**REQUIRED WORK**
How many lines in the data below include the word "image"? Respond with the number, nothing more.
***** EXTRACTED ENTRIES *****
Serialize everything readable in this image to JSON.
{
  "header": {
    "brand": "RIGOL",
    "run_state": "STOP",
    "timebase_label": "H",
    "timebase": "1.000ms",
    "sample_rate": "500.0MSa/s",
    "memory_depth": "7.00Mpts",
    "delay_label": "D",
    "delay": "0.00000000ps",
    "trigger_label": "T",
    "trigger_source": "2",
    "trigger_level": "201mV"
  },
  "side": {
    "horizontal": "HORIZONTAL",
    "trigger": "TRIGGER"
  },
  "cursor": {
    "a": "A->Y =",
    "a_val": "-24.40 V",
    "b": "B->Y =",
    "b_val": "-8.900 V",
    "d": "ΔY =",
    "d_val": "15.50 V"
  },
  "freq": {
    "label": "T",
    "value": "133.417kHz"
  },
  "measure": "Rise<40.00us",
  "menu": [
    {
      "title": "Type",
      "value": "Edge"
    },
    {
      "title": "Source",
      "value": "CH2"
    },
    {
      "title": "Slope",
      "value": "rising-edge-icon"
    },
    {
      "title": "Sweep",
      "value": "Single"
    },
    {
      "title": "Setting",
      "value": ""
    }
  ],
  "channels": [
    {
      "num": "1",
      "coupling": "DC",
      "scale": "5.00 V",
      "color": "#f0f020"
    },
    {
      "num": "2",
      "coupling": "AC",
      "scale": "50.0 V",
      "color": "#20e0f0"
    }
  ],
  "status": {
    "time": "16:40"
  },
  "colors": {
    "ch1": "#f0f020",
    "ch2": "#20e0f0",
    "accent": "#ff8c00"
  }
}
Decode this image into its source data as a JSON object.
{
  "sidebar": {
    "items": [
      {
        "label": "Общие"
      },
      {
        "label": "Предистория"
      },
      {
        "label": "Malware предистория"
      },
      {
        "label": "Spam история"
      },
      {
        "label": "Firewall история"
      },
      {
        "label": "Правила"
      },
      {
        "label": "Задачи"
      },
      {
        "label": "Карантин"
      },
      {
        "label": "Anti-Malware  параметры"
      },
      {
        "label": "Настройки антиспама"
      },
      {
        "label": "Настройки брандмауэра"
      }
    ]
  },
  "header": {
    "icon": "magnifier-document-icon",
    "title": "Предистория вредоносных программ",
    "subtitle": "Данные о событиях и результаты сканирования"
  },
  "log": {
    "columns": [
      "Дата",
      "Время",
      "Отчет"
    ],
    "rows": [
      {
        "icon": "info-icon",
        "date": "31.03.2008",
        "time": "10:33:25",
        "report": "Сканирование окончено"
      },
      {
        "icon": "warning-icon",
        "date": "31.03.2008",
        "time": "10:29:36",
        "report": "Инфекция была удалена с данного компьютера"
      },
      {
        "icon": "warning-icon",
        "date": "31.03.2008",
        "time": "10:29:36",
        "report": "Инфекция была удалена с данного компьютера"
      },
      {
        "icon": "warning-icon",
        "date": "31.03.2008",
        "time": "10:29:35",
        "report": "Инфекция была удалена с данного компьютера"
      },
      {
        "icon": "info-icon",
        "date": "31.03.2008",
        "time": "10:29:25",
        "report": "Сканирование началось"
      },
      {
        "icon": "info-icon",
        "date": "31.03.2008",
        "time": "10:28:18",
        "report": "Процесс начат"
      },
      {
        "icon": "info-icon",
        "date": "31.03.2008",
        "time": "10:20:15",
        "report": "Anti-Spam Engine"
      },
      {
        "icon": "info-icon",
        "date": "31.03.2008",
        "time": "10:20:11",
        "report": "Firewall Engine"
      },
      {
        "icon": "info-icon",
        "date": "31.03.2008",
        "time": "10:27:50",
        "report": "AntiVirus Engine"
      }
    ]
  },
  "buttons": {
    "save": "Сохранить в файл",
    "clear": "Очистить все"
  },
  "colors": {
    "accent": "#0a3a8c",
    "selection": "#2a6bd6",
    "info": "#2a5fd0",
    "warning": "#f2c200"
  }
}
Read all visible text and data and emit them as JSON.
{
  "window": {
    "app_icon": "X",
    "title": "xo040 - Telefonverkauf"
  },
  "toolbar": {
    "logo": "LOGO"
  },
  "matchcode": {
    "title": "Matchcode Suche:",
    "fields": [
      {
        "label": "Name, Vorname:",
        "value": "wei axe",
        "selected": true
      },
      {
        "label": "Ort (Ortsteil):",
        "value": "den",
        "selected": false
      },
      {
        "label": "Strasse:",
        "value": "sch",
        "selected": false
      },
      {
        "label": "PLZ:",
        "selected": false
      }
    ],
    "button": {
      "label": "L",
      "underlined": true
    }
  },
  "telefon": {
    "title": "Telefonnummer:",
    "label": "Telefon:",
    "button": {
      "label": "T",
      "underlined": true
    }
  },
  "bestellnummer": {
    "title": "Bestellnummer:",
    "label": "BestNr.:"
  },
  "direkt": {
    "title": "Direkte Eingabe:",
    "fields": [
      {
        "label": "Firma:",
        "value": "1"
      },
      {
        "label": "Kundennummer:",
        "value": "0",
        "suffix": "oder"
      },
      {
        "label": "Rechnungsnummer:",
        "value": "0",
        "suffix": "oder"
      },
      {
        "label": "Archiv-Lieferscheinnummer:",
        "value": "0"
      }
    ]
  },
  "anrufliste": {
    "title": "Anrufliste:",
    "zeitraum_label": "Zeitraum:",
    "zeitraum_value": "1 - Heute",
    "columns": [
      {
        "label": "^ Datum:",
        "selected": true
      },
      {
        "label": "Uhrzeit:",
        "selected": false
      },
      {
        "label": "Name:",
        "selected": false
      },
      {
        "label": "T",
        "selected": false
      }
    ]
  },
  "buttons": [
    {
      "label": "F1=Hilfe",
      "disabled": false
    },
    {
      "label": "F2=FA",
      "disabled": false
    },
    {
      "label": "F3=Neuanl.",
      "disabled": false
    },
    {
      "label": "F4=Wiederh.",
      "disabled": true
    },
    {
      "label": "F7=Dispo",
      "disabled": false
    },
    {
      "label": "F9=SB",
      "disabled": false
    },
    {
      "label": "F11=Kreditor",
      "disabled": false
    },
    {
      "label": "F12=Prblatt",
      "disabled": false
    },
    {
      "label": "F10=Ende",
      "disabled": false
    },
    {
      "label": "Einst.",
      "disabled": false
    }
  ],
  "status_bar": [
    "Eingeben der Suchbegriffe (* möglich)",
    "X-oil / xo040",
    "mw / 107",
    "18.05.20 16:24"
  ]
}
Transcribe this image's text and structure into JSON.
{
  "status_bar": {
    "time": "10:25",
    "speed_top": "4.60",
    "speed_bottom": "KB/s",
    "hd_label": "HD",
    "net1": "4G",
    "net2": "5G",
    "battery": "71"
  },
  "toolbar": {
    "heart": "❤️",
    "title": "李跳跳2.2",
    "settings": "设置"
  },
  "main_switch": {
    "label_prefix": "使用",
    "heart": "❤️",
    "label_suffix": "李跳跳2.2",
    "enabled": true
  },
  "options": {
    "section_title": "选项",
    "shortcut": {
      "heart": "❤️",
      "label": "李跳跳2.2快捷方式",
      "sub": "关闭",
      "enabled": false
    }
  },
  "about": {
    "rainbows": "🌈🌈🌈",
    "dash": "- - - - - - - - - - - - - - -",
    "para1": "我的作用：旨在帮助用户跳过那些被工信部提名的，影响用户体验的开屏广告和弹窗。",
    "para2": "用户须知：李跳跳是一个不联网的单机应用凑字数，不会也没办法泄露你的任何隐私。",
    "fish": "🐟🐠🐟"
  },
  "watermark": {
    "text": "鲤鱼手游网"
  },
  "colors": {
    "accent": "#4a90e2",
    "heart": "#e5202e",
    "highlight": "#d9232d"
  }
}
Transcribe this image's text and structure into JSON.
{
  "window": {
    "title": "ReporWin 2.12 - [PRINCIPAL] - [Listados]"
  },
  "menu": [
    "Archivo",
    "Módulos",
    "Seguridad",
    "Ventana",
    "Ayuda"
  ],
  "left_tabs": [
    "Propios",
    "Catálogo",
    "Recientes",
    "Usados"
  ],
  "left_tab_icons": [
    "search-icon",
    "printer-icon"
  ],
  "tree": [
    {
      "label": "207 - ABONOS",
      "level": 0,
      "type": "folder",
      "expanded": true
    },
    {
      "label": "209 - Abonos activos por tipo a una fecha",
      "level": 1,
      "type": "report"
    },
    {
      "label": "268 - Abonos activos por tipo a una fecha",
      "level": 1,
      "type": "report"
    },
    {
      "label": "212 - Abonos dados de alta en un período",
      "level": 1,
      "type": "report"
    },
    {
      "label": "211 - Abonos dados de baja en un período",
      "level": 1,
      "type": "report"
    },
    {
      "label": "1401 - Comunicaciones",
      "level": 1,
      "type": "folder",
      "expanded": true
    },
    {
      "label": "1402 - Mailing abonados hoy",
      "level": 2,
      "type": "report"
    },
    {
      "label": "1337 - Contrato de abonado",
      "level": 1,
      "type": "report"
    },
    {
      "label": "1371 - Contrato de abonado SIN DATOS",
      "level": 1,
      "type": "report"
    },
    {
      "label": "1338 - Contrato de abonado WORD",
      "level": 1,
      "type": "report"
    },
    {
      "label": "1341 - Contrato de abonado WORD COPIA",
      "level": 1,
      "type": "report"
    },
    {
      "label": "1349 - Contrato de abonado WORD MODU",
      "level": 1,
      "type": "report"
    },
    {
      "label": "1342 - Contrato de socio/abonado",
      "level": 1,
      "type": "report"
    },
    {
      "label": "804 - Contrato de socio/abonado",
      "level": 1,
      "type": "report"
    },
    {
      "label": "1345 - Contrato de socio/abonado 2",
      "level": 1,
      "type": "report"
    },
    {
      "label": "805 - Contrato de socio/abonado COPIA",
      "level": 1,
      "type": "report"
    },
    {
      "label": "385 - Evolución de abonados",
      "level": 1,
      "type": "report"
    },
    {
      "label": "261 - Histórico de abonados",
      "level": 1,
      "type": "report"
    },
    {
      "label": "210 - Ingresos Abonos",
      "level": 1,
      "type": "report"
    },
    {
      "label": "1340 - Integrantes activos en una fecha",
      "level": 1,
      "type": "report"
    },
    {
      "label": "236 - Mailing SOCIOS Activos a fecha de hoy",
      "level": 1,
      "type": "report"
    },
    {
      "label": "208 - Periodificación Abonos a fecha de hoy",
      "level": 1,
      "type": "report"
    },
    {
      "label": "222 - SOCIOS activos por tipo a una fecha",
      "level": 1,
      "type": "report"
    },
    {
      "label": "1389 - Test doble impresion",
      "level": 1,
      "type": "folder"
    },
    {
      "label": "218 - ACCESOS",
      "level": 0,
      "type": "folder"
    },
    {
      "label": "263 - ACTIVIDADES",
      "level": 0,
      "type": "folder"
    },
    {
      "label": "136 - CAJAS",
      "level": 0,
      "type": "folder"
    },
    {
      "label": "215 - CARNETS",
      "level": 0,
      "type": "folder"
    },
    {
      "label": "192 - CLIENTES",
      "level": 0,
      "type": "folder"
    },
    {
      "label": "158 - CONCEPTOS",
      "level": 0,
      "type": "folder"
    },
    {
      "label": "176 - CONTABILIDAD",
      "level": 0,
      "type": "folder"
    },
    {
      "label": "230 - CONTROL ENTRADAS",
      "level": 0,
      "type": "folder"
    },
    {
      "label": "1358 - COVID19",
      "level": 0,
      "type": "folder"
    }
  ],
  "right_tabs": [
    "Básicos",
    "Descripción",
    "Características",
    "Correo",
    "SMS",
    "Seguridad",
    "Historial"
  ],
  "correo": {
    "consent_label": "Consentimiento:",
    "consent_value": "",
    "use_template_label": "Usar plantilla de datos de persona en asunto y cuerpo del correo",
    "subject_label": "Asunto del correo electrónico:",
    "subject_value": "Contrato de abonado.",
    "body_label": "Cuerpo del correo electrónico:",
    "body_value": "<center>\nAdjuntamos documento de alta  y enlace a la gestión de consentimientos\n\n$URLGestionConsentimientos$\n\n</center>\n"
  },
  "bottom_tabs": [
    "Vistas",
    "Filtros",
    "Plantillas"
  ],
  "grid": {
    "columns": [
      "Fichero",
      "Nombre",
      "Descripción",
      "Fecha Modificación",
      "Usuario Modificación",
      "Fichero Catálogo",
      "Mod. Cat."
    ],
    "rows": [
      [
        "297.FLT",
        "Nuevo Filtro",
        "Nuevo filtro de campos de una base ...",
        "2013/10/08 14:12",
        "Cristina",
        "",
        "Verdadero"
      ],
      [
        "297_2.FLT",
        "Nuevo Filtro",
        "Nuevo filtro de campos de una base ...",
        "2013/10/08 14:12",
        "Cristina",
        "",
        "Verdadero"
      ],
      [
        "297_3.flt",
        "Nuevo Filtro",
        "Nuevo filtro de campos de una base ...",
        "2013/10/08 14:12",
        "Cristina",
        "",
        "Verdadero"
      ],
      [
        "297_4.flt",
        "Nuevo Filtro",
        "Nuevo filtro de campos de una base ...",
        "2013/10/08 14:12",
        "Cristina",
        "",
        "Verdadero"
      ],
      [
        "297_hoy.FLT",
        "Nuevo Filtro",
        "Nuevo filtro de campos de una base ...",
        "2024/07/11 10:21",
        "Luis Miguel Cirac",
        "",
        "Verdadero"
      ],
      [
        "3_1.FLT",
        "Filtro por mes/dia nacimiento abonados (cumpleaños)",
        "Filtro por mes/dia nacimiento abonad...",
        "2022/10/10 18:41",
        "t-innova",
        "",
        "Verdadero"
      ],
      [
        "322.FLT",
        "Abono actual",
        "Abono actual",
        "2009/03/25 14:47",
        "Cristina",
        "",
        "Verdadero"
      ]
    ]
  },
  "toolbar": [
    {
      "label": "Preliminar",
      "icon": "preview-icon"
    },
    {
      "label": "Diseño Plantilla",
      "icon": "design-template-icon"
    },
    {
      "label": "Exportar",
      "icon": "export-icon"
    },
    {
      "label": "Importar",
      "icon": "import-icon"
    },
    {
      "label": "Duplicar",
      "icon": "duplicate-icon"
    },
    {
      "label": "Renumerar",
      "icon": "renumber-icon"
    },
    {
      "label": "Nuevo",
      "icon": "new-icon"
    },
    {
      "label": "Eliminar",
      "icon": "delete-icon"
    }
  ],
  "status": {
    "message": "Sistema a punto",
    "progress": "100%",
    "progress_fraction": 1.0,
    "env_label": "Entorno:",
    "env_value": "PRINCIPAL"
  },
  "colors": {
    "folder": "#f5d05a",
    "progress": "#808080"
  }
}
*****
**FINISHED TASK**
4